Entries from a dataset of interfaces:
---
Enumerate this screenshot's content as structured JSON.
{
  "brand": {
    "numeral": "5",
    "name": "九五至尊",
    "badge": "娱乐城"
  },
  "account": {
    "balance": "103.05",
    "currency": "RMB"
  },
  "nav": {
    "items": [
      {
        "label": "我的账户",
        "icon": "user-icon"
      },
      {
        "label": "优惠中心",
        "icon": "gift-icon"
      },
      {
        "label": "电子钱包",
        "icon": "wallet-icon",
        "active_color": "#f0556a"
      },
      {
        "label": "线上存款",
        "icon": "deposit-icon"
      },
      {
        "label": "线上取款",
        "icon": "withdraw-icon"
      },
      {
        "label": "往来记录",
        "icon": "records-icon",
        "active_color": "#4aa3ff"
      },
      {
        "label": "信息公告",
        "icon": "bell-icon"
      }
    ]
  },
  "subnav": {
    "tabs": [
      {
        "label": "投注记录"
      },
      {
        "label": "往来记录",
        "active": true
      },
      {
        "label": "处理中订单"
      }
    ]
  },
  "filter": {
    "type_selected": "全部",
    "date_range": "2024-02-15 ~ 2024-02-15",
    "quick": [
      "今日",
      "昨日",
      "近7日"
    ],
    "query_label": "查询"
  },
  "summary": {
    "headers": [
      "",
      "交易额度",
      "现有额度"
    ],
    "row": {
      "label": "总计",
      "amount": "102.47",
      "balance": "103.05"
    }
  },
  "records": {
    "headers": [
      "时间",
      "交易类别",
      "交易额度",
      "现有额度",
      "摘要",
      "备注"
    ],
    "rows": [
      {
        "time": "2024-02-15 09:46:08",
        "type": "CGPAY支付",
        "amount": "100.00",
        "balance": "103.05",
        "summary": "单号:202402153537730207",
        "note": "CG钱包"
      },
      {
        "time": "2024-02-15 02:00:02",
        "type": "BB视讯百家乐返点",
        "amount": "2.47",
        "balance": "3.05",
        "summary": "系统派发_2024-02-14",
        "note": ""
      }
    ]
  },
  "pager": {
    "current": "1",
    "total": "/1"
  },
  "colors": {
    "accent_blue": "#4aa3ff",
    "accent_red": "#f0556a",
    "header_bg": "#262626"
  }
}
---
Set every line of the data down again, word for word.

Enumerate this screenshot's content as structured JSON.
{
  "brand": {
    "numeral": "5",
    "name": "九五至尊",
    "badge": "娱乐城"
  },
  "account": {
    "balance": "103.05",
    "currency": "RMB"
  },
  "nav": {
    "items": [
      {
        "label": "我的账户",
        "icon": "user-icon"
      },
      {
        "label": "优惠中心",
        "icon": "gift-icon"
      },
      {
        "label": "电子钱包",
        "icon": "wallet-icon",
        "active_color": "#f0556a"
      },
      {
        "label": "线上存款",
        "icon": "deposit-icon"
      },
      {
        "label": "线上取款",
        "icon": "withdraw-icon"
      },
      {
        "label": "往来记录",
        "icon": "records-icon",
        "active_color": "#4aa3ff"
      },
      {
        "label": "信息公告",
        "icon": "bell-icon"
      }
    ]
  },
  "subnav": {
    "tabs": [
      {
        "label": "投注记录"
      },
      {
        "label": "往来记录",
        "active": true
      },
      {
        "label": "处理中订单"
      }
    ]
  },
  "filter": {
    "type_selected": "全部",
    "date_range": "2024-02-15 ~ 2024-02-15",
    "quick": [
      "今日",
      "昨日",
      "近7日"
    ],
    "query_label": "查询"
  },
  "summary": {
    "headers": [
      "",
      "交易额度",
      "现有额度"
    ],
    "row": {
      "label": "总计",
      "amount": "102.47",
      "balance": "103.05"
    }
  },
  "records": {
    "headers": [
      "时间",
      "交易类别",
      "交易额度",
      "现有额度",
      "摘要",
      "备注"
    ],
    "rows": [
      {
        "time": "2024-02-15 09:46:08",
        "type": "CGPAY支付",
        "amount": "100.00",
        "balance": "103.05",
        "summary": "单号:202402153537730207",
        "note": "CG钱包"
      },
      {
        "time": "2024-02-15 02:00:02",
        "type": "BB视讯百家乐返点",
        "amount": "2.47",
        "balance": "3.05",
        "summary": "系统派发_2024-02-14",
        "note": ""
      }
    ]
  },
  "pager": {
    "current": "1",
    "total": "/1"
  },
  "colors": {
    "accent_blue": "#4aa3ff",
    "accent_red": "#f0556a",
    "header_bg": "#262626"
  }
}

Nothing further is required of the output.